Problem statement:
Every line of the data below should be printed exactly.

[Start of Attachment]

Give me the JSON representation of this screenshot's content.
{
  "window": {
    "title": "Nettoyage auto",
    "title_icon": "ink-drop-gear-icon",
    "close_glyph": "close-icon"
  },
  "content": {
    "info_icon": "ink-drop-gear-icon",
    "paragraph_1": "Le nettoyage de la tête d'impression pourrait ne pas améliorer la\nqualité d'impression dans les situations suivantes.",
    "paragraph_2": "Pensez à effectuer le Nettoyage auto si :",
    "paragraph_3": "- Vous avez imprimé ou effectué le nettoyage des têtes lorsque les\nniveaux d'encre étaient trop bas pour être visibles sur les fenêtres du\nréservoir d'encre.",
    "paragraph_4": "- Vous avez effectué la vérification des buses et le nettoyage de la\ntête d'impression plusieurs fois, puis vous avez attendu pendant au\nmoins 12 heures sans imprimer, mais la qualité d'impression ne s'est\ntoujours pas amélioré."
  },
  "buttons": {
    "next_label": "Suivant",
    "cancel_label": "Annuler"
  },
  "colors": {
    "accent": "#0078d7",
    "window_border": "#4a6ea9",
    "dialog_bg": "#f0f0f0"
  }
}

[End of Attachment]

Answer to this exercise:
Give me the JSON representation of this screenshot's content.
{
  "window": {
    "title": "Nettoyage auto",
    "title_icon": "ink-drop-gear-icon",
    "close_glyph": "close-icon"
  },
  "content": {
    "info_icon": "ink-drop-gear-icon",
    "paragraph_1": "Le nettoyage de la tête d'impression pourrait ne pas améliorer la\nqualité d'impression dans les situations suivantes.",
    "paragraph_2": "Pensez à effectuer le Nettoyage auto si :",
    "paragraph_3": "- Vous avez imprimé ou effectué le nettoyage des têtes lorsque les\nniveaux d'encre étaient trop bas pour être visibles sur les fenêtres du\nréservoir d'encre.",
    "paragraph_4": "- Vous avez effectué la vérification des buses et le nettoyage de la\ntête d'impression plusieurs fois, puis vous avez attendu pendant au\nmoins 12 heures sans imprimer, mais la qualité d'impression ne s'est\ntoujours pas amélioré."
  },
  "buttons": {
    "next_label": "Suivant",
    "cancel_label": "Annuler"
  },
  "colors": {
    "accent": "#0078d7",
    "window_border": "#4a6ea9",
    "dialog_bg": "#f0f0f0"
  }
}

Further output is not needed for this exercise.